_What this task involves_
Below are the records; reproduce all of them exactly but without any images.

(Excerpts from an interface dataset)
=======

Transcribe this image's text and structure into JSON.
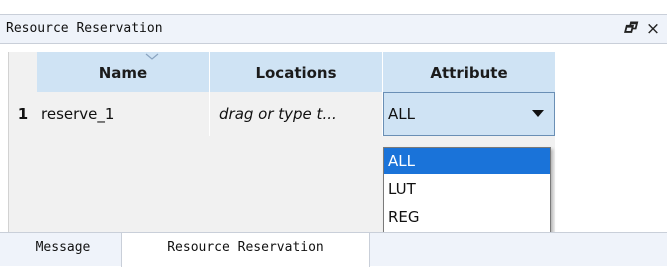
{
  "panel": {
    "title": "Resource Reservation",
    "float_icon": "restore-window-icon",
    "float_glyph": "🗗",
    "close_icon": "close-icon",
    "close_glyph": "×"
  },
  "table": {
    "columns": [
      "Name",
      "Locations",
      "Attribute"
    ],
    "rows": [
      {
        "row_number": "1",
        "name": "reserve_1",
        "locations": "drag or type t...",
        "attribute": "ALL"
      }
    ]
  },
  "dropdown": {
    "options": [
      "ALL",
      "LUT",
      "REG"
    ],
    "selected": "ALL"
  },
  "tabs": [
    {
      "label": "Message",
      "active": false
    },
    {
      "label": "Resource Reservation",
      "active": true
    }
  ],
  "colors": {
    "header_bg": "#cfe3f4",
    "selected_bg": "#1a73d9",
    "grid_bg": "#f1f1f1"
  }
}
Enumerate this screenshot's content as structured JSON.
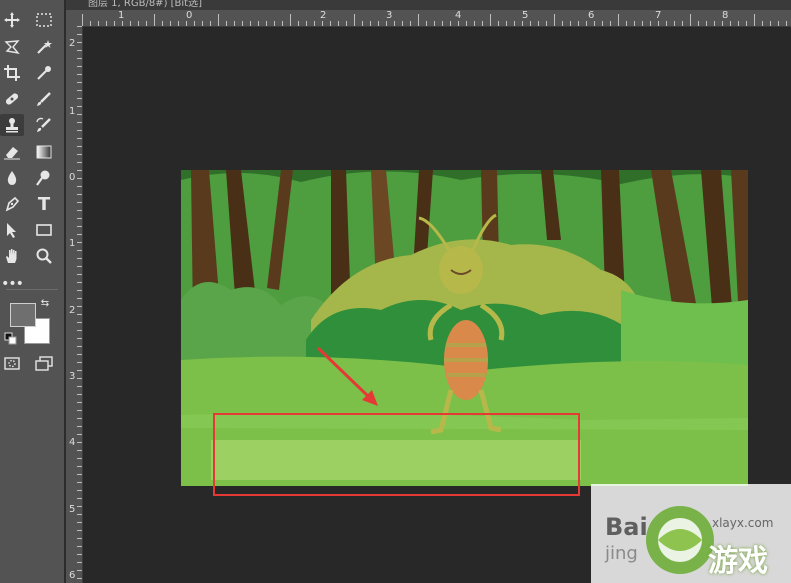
{
  "document_tab": {
    "title": "图层 1, RGB/8#) [Bit选]"
  },
  "toolbar": {
    "tools": [
      {
        "name": "move-tool",
        "glyph": "✥"
      },
      {
        "name": "marquee-tool",
        "glyph": "⬚"
      },
      {
        "name": "lasso-tool",
        "glyph": "ᔑ"
      },
      {
        "name": "magic-wand-tool",
        "glyph": "✶"
      },
      {
        "name": "crop-tool",
        "glyph": "⌗"
      },
      {
        "name": "eyedropper-tool",
        "glyph": "✎"
      },
      {
        "name": "healing-tool",
        "glyph": "✚"
      },
      {
        "name": "brush-tool",
        "glyph": "✐"
      },
      {
        "name": "clone-stamp-tool",
        "glyph": "♜"
      },
      {
        "name": "history-brush-tool",
        "glyph": "✑"
      },
      {
        "name": "eraser-tool",
        "glyph": "⌫"
      },
      {
        "name": "gradient-tool",
        "glyph": "▨"
      },
      {
        "name": "blur-tool",
        "glyph": "💧"
      },
      {
        "name": "dodge-tool",
        "glyph": "⚲"
      },
      {
        "name": "pen-tool",
        "glyph": "✒"
      },
      {
        "name": "type-tool",
        "glyph": "T"
      },
      {
        "name": "path-selection-tool",
        "glyph": "➤"
      },
      {
        "name": "rectangle-tool",
        "glyph": "▭"
      },
      {
        "name": "hand-tool",
        "glyph": "✋"
      },
      {
        "name": "zoom-tool",
        "glyph": "⚲"
      },
      {
        "name": "more-tools",
        "glyph": "•••"
      }
    ],
    "colors": {
      "foreground": "#6f6f6f",
      "background": "#ffffff"
    }
  },
  "rulers": {
    "top_labels": [
      "1",
      "0",
      "1",
      "2",
      "3",
      "4",
      "5",
      "6",
      "7",
      "8"
    ],
    "left_labels": [
      "2",
      "1",
      "0",
      "1",
      "2",
      "3",
      "4",
      "5",
      "6"
    ]
  },
  "watermark": {
    "text1": "Bai",
    "text2": "jing",
    "url": "xlayx.com",
    "logo_text": "游戏"
  },
  "accent": {
    "highlight": "#e53935"
  }
}
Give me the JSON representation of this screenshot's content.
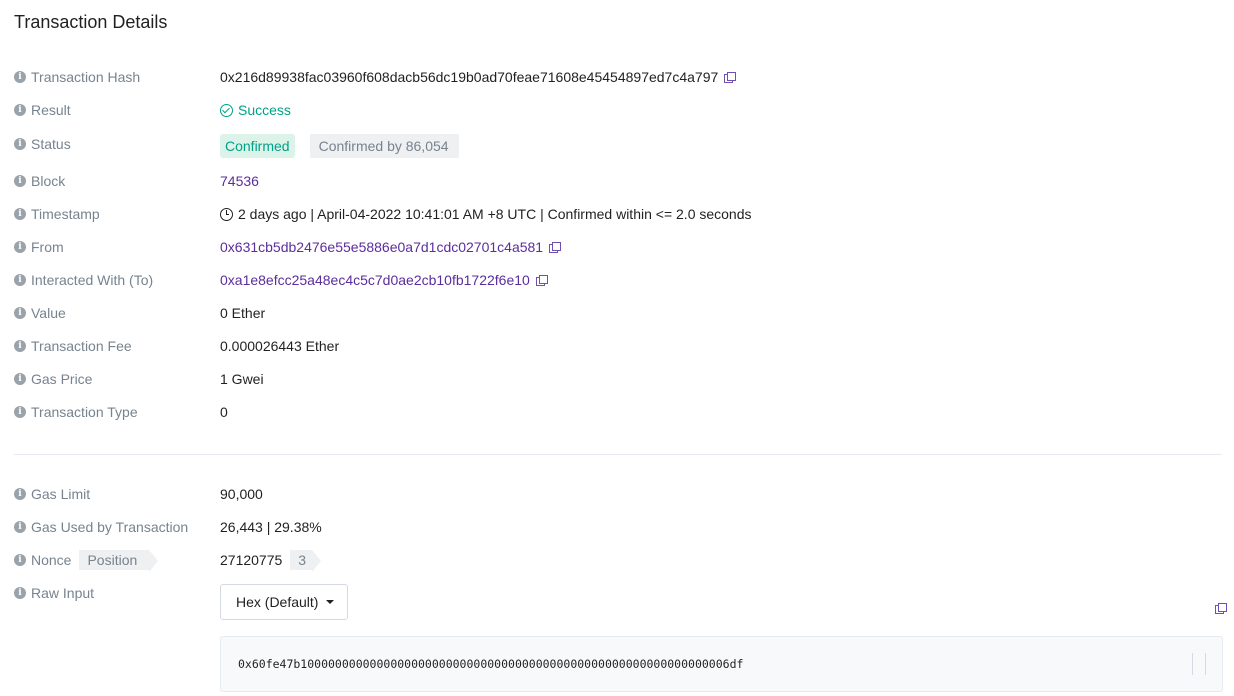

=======

_Result of this exercise_
Transcribe this image's text and structure into JSON.
{
  "panel": {
    "title": "Resource Reservation",
    "float_icon": "restore-window-icon",
    "float_glyph": "🗗",
    "close_icon": "close-icon",
    "close_glyph": "×"
  },
  "table": {
    "columns": [
      "Name",
      "Locations",
      "Attribute"
    ],
    "rows": [
      {
        "row_number": "1",
        "name": "reserve_1",
        "locations": "drag or type t...",
        "attribute": "ALL"
      }
    ]
  },
  "dropdown": {
    "options": [
      "ALL",
      "LUT",
      "REG"
    ],
    "selected": "ALL"
  },
  "tabs": [
    {
      "label": "Message",
      "active": false
    },
    {
      "label": "Resource Reservation",
      "active": true
    }
  ],
  "colors": {
    "header_bg": "#cfe3f4",
    "selected_bg": "#1a73d9",
    "grid_bg": "#f1f1f1"
  }
}
Enumerate this screenshot's content as structured JSON.
{
  "document_tab": {
    "title": "图层 1, RGB/8#) [Bit选]"
  },
  "toolbar": {
    "tools": [
      {
        "name": "move-tool",
        "glyph": "✥"
      },
      {
        "name": "marquee-tool",
        "glyph": "⬚"
      },
      {
        "name": "lasso-tool",
        "glyph": "ᔑ"
      },
      {
        "name": "magic-wand-tool",
        "glyph": "✶"
      },
      {
        "name": "crop-tool",
        "glyph": "⌗"
      },
      {
        "name": "eyedropper-tool",
        "glyph": "✎"
      },
      {
        "name": "healing-tool",
        "glyph": "✚"
      },
      {
        "name": "brush-tool",
        "glyph": "✐"
      },
      {
        "name": "clone-stamp-tool",
        "glyph": "♜"
      },
      {
        "name": "history-brush-tool",
        "glyph": "✑"
      },
      {
        "name": "eraser-tool",
        "glyph": "⌫"
      },
      {
        "name": "gradient-tool",
        "glyph": "▨"
      },
      {
        "name": "blur-tool",
        "glyph": "💧"
      },
      {
        "name": "dodge-tool",
        "glyph": "⚲"
      },
      {
        "name": "pen-tool",
        "glyph": "✒"
      },
      {
        "name": "type-tool",
        "glyph": "T"
      },
      {
        "name": "path-selection-tool",
        "glyph": "➤"
      },
      {
        "name": "rectangle-tool",
        "glyph": "▭"
      },
      {
        "name": "hand-tool",
        "glyph": "✋"
      },
      {
        "name": "zoom-tool",
        "glyph": "⚲"
      },
      {
        "name": "more-tools",
        "glyph": "•••"
      }
    ],
    "colors": {
      "foreground": "#6f6f6f",
      "background": "#ffffff"
    }
  },
  "rulers": {
    "top_labels": [
      "1",
      "0",
      "1",
      "2",
      "3",
      "4",
      "5",
      "6",
      "7",
      "8"
    ],
    "left_labels": [
      "2",
      "1",
      "0",
      "1",
      "2",
      "3",
      "4",
      "5",
      "6"
    ]
  },
  "watermark": {
    "text1": "Bai",
    "text2": "jing",
    "url": "xlayx.com",
    "logo_text": "游戏"
  },
  "accent": {
    "highlight": "#e53935"
  }
}
Give me the JSON representation of this screenshot's content.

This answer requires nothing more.